_EXERCISE DETAILS_
In the entries below, find each line with the word "Women" and return it.

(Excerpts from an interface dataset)
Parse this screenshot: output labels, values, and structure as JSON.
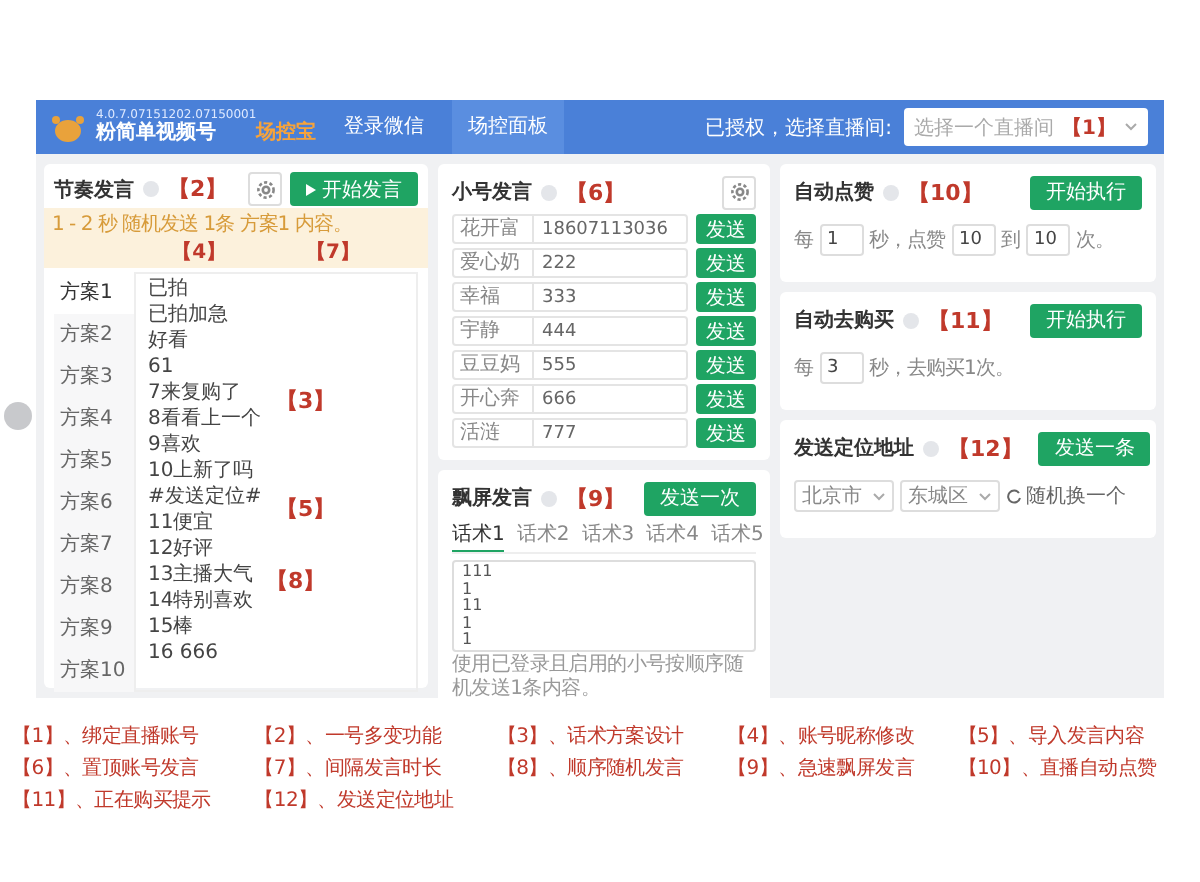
{
  "header": {
    "version": "4.0.7.07151202.07150001",
    "app_name": "粉简单视频号",
    "app_badge": "场控宝",
    "nav": [
      {
        "label": "登录微信",
        "selected": false
      },
      {
        "label": "场控面板",
        "selected": true
      }
    ],
    "room_label": "已授权，选择直播间:",
    "room_select": {
      "placeholder": "选择一个直播间"
    },
    "annotation": "【1】"
  },
  "rhythm": {
    "title": "节奏发言",
    "annotation": "【2】",
    "start_button": "开始发言",
    "hint": "1 - 2 秒 随机发送 1条 方案1 内容。",
    "hint_annotations": [
      "【4】",
      "【7】"
    ],
    "plans": [
      {
        "label": "方案1",
        "selected": true
      },
      {
        "label": "方案2",
        "selected": false
      },
      {
        "label": "方案3",
        "selected": false
      },
      {
        "label": "方案4",
        "selected": false
      },
      {
        "label": "方案5",
        "selected": false
      },
      {
        "label": "方案6",
        "selected": false
      },
      {
        "label": "方案7",
        "selected": false
      },
      {
        "label": "方案8",
        "selected": false
      },
      {
        "label": "方案9",
        "selected": false
      },
      {
        "label": "方案10",
        "selected": false
      }
    ],
    "lines": [
      "已拍",
      "已拍加急",
      "好看",
      "61",
      "7来复购了",
      "8看看上一个",
      "9喜欢",
      "10上新了吗",
      "#发送定位#",
      "11便宜",
      "12好评",
      "13主播大气",
      "14特别喜欢",
      "15棒",
      "16 666"
    ],
    "list_annotations": [
      "【3】",
      "【5】",
      "【8】"
    ]
  },
  "accounts": {
    "title": "小号发言",
    "annotation": "【6】",
    "rows": [
      {
        "name": "花开富",
        "value": "18607113036",
        "button": "发送"
      },
      {
        "name": "爱心奶",
        "value": "222",
        "button": "发送"
      },
      {
        "name": "幸福",
        "value": "333",
        "button": "发送"
      },
      {
        "name": "宇静",
        "value": "444",
        "button": "发送"
      },
      {
        "name": "豆豆妈",
        "value": "555",
        "button": "发送"
      },
      {
        "name": "开心奔",
        "value": "666",
        "button": "发送"
      },
      {
        "name": "活涟",
        "value": "777",
        "button": "发送"
      }
    ]
  },
  "float_msg": {
    "title": "飘屏发言",
    "annotation": "【9】",
    "button": "发送一次",
    "tabs": [
      {
        "label": "话术1",
        "selected": true
      },
      {
        "label": "话术2",
        "selected": false
      },
      {
        "label": "话术3",
        "selected": false
      },
      {
        "label": "话术4",
        "selected": false
      },
      {
        "label": "话术5",
        "selected": false
      }
    ],
    "text": "111\n1\n11\n1\n1",
    "footer": "使用已登录且启用的小号按顺序随机发送1条内容。"
  },
  "auto_like": {
    "title": "自动点赞",
    "annotation": "【10】",
    "button": "开始执行",
    "parts": [
      {
        "kind": "text",
        "text": "每"
      },
      {
        "kind": "input",
        "text": "1"
      },
      {
        "kind": "text",
        "text": "秒，点赞"
      },
      {
        "kind": "input",
        "text": "10"
      },
      {
        "kind": "text",
        "text": "到"
      },
      {
        "kind": "input",
        "text": "10"
      },
      {
        "kind": "text",
        "text": "次。"
      }
    ]
  },
  "auto_buy": {
    "title": "自动去购买",
    "annotation": "【11】",
    "button": "开始执行",
    "parts": [
      {
        "kind": "text",
        "text": "每"
      },
      {
        "kind": "input",
        "text": "3"
      },
      {
        "kind": "text",
        "text": "秒，去购买1次。"
      }
    ]
  },
  "location": {
    "title": "发送定位地址",
    "annotation": "【12】",
    "button": "发送一条",
    "city": "北京市",
    "district": "东城区",
    "random": "随机换一个"
  },
  "legend": [
    "【1】、绑定直播账号",
    "【2】、一号多变功能",
    "【3】、话术方案设计",
    "【4】、账号昵称修改",
    "【5】、导入发言内容",
    "【6】、置顶账号发言",
    "【7】、间隔发言时长",
    "【8】、顺序随机发言",
    "【9】、急速飘屏发言",
    "【10】、直播自动点赞",
    "【11】、正在购买提示",
    "【12】、发送定位地址"
  ]
}
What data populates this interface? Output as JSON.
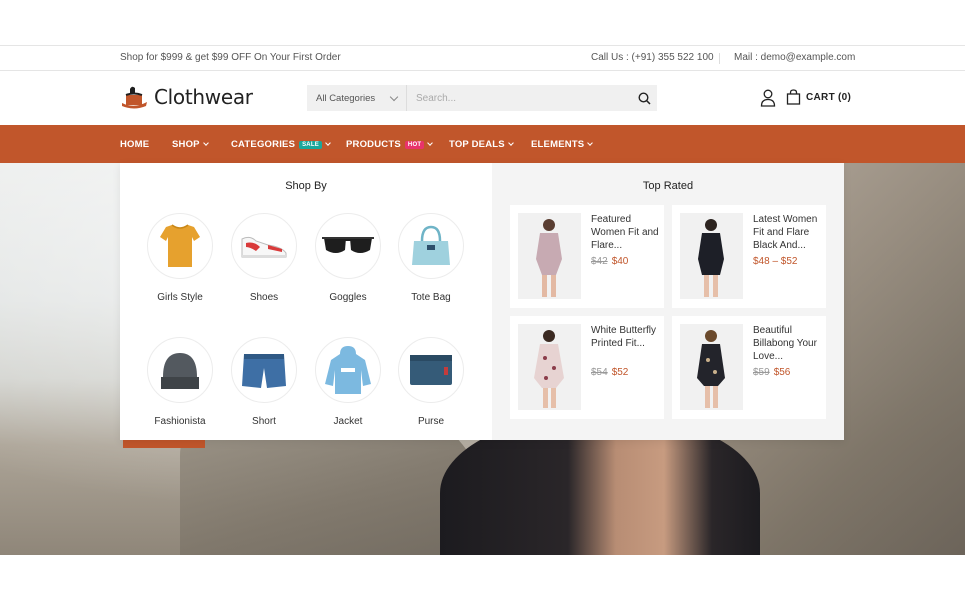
{
  "topbar": {
    "promo": "Shop for $999 & get $99 OFF On Your First Order",
    "call": "Call Us : (+91) 355 522 100",
    "mail": "Mail : demo@example.com"
  },
  "header": {
    "logo_text": "Clothwear",
    "category_select": "All Categories",
    "search_placeholder": "Search...",
    "cart_label": "CART (0)"
  },
  "nav": {
    "items": [
      {
        "label": "HOME"
      },
      {
        "label": "SHOP"
      },
      {
        "label": "CATEGORIES",
        "badge": "SALE"
      },
      {
        "label": "PRODUCTS",
        "badge": "HOT"
      },
      {
        "label": "TOP DEALS"
      },
      {
        "label": "ELEMENTS"
      }
    ]
  },
  "mega_menu": {
    "shop_by_title": "Shop By",
    "categories": [
      {
        "label": "Girls Style",
        "icon": "tshirt-icon"
      },
      {
        "label": "Shoes",
        "icon": "sneaker-icon"
      },
      {
        "label": "Goggles",
        "icon": "sunglasses-icon"
      },
      {
        "label": "Tote Bag",
        "icon": "handbag-icon"
      },
      {
        "label": "Fashionista",
        "icon": "beanie-icon"
      },
      {
        "label": "Short",
        "icon": "shorts-icon"
      },
      {
        "label": "Jacket",
        "icon": "hoodie-icon"
      },
      {
        "label": "Purse",
        "icon": "wallet-icon"
      }
    ],
    "top_rated_title": "Top Rated",
    "products": [
      {
        "name": "Featured Women Fit and Flare...",
        "old_price": "$42",
        "price": "$40"
      },
      {
        "name": "Latest Women Fit and Flare Black And...",
        "old_price": "",
        "price": "$48 – $52"
      },
      {
        "name": "White Butterfly Printed Fit...",
        "old_price": "$54",
        "price": "$52"
      },
      {
        "name": "Beautiful Billabong Your Love...",
        "old_price": "$59",
        "price": "$56"
      }
    ]
  },
  "colors": {
    "accent": "#c1562b",
    "sale_badge": "#1aa79b",
    "hot_badge": "#e8336b"
  }
}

_ANSWER_
        "name": "Featured Women Fit and Flare...",
        "name": "Latest Women Fit and Flare Black And...",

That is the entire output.